Market Value Added (MVA) is the difference between the current market value of a firm and the capital contributed by investors (both bondholders and shareholders). In other words, it is the sum of all capital claims held against the company plus the market value of debt and equity. If MVA is positive, the firm has added value. If it is negative the firm has destroyed value.
MVA is difference between the company’s market value and book value of shares. According to Stern Stewart, if the total market value of a company is more than the amount of capital invested in it, the company has managed to create shareholder value. If the market value is less than the capital invested, the company has destroyed shareholder value
Market Value Added
MVA is derived by deduction the book value of the firm from its market capitalization. The book value of the firm is equity share capital plus reserves and surplus, minus any revaluation reserve and miscellaneous expenses. Market value of the firm can be determined dividing Earning Before Interest and Taxes (EBIT) by weighted average cost of capital.
The market value added (MVA) indicates the shareholders value creation. MVA is determined as difference between the total market value of the company and book value the economic capital, also named invested capital
Market value Added = Market value of the firm – Book value of the firm
The formula for MVA is:
- MVA is market value added
- V is the market value of the firm, including the value of the firm’s equity and debt
- K is the amount invested in the firm
MVA is the present value of a series of EVA values. MVA is economically equivalent to the traditional net present value measure of worth for evaluating an after-tax cash flow profile of a project if the cost of capital is used for discounting.
The higher the MVA, the better it is. A high MVA indicates the company has created substantial wealth for the shareholders. A negative MVA means that the value of the actions and investments of management is less than the value of the capital contributed to the company by the capital markets, meaning wealth or value has been destroyed.
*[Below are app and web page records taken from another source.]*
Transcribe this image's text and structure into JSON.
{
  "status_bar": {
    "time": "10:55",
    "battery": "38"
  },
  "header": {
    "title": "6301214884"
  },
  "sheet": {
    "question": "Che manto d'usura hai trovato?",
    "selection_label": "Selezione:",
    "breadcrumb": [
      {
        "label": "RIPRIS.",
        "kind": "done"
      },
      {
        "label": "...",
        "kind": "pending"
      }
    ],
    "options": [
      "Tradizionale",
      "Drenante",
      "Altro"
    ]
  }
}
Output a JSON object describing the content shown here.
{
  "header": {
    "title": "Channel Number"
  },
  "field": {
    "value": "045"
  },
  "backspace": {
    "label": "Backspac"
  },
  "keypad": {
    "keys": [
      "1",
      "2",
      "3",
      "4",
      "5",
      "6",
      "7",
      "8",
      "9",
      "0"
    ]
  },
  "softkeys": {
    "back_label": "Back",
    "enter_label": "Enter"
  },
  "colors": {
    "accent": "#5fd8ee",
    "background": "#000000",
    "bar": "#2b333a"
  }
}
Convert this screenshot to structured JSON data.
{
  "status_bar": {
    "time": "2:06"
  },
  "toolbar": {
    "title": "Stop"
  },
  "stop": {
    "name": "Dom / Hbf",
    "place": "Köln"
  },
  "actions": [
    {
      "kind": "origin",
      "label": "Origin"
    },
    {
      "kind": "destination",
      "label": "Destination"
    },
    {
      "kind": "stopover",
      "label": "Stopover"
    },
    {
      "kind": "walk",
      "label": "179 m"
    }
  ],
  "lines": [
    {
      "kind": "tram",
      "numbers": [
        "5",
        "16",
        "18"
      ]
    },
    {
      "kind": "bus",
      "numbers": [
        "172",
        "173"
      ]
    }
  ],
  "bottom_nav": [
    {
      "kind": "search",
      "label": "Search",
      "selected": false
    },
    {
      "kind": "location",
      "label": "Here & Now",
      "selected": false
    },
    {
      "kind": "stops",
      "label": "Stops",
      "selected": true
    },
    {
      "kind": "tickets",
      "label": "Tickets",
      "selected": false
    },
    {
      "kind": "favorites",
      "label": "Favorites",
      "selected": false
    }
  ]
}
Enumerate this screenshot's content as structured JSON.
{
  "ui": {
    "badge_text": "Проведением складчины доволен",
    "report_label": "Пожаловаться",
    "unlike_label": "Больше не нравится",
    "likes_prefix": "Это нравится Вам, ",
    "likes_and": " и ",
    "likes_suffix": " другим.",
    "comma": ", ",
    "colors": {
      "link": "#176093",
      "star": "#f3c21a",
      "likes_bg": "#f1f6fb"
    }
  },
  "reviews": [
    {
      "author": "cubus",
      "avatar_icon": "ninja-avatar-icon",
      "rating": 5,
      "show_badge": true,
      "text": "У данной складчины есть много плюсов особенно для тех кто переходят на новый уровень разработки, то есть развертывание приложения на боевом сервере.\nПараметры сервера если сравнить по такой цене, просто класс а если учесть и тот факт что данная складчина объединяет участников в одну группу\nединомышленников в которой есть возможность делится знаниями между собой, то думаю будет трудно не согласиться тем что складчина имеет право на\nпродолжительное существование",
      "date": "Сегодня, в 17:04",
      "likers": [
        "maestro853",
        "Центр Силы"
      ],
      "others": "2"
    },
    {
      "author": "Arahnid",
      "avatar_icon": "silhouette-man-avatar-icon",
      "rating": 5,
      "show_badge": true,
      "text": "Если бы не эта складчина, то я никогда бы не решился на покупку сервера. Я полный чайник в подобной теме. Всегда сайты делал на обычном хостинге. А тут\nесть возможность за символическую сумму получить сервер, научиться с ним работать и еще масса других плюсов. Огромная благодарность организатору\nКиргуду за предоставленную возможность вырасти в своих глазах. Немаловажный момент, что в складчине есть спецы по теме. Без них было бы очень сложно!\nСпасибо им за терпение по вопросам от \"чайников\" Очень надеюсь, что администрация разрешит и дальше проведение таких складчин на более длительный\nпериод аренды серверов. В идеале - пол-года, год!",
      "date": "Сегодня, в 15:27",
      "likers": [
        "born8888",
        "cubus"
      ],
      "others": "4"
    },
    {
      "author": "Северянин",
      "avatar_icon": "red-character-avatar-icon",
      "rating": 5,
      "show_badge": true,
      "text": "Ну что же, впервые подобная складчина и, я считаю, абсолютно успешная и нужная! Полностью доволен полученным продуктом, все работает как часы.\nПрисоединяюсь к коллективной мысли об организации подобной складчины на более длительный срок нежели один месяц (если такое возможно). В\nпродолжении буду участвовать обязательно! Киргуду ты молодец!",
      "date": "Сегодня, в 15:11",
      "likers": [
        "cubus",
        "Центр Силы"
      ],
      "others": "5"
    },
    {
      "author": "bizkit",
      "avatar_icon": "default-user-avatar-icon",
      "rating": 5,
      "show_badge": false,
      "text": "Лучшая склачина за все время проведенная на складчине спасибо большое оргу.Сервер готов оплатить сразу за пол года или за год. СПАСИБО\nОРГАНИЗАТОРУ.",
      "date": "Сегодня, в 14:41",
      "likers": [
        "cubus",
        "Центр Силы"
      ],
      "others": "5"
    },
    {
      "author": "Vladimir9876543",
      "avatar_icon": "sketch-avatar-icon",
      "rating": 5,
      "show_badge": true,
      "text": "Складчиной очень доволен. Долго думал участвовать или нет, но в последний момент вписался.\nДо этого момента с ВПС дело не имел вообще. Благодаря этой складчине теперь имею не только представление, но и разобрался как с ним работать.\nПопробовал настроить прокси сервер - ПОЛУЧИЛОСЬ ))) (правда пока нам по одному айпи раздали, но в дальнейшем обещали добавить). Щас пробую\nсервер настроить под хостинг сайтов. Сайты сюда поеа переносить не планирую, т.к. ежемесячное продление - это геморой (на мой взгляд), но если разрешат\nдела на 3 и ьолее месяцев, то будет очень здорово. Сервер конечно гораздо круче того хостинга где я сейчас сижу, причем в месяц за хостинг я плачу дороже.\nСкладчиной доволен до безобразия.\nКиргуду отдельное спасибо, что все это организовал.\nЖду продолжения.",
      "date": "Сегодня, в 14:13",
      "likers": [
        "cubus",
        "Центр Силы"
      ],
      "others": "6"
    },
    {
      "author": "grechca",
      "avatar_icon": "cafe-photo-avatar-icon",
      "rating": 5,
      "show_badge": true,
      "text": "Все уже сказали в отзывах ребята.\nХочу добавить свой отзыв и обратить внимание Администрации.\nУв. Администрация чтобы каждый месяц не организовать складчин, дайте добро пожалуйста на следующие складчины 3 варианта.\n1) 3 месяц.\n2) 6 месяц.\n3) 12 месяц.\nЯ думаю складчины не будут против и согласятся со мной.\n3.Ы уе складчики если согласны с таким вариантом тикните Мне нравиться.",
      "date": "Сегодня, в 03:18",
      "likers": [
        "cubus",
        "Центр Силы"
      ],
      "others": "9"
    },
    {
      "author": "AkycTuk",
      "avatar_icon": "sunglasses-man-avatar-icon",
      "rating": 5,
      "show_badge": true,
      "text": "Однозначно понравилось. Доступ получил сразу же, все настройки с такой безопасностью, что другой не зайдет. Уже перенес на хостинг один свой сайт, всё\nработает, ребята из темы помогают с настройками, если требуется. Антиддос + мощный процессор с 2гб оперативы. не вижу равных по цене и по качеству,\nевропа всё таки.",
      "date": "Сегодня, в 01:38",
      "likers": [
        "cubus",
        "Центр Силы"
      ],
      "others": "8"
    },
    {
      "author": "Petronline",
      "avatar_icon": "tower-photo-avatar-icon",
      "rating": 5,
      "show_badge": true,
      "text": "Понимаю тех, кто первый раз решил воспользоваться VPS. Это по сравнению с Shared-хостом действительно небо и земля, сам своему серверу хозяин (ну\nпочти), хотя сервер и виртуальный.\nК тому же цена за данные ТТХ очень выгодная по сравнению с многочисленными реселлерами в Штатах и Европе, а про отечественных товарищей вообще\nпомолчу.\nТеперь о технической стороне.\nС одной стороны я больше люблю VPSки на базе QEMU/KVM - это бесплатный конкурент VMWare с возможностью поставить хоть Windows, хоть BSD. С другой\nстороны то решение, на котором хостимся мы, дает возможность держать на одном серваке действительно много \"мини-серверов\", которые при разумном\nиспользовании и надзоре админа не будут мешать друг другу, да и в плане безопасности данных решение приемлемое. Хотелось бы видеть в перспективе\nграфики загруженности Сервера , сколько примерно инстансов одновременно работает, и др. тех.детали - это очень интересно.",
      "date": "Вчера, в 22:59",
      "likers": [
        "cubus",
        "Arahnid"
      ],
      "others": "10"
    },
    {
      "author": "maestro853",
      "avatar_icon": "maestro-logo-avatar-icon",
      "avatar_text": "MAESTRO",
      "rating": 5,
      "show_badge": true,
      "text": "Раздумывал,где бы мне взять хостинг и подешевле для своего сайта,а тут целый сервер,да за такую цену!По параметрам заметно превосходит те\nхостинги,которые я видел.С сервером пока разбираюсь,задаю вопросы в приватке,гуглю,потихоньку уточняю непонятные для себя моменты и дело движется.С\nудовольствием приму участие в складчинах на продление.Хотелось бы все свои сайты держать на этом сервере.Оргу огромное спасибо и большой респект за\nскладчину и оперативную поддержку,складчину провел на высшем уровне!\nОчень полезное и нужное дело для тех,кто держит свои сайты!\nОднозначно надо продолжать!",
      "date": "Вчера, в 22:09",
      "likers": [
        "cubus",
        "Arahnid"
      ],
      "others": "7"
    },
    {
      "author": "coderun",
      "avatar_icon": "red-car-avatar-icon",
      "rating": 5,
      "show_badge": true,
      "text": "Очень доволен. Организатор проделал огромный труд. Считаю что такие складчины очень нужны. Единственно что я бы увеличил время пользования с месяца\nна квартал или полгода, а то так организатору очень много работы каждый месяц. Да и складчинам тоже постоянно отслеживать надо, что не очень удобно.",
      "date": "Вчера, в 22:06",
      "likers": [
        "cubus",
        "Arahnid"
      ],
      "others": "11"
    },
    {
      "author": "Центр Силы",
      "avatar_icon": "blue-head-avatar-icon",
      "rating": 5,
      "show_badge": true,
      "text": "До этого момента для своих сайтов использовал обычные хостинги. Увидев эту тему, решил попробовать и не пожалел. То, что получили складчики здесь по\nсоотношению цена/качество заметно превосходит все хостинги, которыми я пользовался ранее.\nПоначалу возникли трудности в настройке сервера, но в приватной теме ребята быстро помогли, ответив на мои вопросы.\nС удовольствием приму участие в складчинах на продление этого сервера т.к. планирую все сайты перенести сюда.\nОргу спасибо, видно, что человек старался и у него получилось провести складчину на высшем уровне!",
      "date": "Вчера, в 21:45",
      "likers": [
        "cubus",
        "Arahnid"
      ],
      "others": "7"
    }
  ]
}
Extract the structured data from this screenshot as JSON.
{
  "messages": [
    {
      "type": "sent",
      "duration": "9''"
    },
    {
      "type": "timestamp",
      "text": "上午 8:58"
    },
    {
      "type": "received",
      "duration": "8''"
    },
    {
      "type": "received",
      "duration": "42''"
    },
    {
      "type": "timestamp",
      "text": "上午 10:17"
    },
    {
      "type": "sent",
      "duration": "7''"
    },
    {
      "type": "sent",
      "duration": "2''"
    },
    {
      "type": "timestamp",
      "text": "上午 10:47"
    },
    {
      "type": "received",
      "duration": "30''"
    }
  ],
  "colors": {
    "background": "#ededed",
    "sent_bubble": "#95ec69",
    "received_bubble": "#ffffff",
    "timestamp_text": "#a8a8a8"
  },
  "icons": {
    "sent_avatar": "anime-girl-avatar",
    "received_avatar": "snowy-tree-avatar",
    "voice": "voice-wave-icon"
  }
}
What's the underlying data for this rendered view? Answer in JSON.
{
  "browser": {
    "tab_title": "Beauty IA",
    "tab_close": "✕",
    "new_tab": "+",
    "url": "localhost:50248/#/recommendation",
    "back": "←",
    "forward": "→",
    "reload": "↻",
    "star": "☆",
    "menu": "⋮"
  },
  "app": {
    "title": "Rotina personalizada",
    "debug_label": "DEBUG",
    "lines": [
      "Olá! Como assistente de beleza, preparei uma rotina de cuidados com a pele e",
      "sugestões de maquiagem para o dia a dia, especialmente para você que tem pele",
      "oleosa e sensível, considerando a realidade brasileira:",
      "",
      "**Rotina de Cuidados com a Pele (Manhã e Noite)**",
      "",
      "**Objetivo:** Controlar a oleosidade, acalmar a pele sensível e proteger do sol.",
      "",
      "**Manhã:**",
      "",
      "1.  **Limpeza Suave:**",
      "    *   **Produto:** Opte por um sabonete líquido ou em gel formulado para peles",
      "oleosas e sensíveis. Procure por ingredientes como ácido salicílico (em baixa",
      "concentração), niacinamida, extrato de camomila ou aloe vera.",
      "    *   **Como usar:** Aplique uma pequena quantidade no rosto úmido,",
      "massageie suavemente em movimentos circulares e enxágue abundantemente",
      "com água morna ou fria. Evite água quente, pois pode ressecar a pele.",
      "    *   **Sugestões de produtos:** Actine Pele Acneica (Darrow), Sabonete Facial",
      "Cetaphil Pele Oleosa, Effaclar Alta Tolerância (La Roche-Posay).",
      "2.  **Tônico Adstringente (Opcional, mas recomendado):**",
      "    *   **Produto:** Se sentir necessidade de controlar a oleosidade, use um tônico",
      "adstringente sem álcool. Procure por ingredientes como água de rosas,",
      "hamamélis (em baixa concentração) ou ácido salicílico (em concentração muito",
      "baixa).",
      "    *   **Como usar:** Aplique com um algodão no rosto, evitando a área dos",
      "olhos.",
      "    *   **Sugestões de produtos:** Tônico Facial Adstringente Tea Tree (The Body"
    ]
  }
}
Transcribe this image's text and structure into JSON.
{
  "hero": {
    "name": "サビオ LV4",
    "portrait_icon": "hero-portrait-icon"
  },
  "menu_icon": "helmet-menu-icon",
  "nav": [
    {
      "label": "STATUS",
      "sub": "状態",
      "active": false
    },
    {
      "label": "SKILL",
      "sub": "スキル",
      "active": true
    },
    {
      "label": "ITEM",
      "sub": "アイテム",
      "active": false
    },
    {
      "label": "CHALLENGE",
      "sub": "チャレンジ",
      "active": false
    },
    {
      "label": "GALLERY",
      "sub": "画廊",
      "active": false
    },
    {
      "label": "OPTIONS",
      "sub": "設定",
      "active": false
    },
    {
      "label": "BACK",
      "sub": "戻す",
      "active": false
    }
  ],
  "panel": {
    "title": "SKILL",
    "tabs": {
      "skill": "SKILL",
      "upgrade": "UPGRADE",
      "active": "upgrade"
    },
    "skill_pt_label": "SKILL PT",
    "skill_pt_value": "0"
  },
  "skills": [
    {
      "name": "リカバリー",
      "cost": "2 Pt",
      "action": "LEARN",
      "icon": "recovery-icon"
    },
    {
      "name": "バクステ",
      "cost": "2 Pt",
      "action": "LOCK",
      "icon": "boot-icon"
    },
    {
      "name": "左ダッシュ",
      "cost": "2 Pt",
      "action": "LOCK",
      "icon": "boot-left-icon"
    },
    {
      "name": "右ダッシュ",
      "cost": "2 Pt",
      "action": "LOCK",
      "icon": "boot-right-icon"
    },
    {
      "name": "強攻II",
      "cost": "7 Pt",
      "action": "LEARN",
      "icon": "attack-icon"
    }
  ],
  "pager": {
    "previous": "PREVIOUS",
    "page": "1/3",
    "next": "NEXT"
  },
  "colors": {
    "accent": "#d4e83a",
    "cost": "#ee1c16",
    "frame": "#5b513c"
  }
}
The aim of the company should be to maximize MVA. The aim should not be to maximize the value of the firm, since this can be easily accomplished by investing ever-increasing amounts of capital.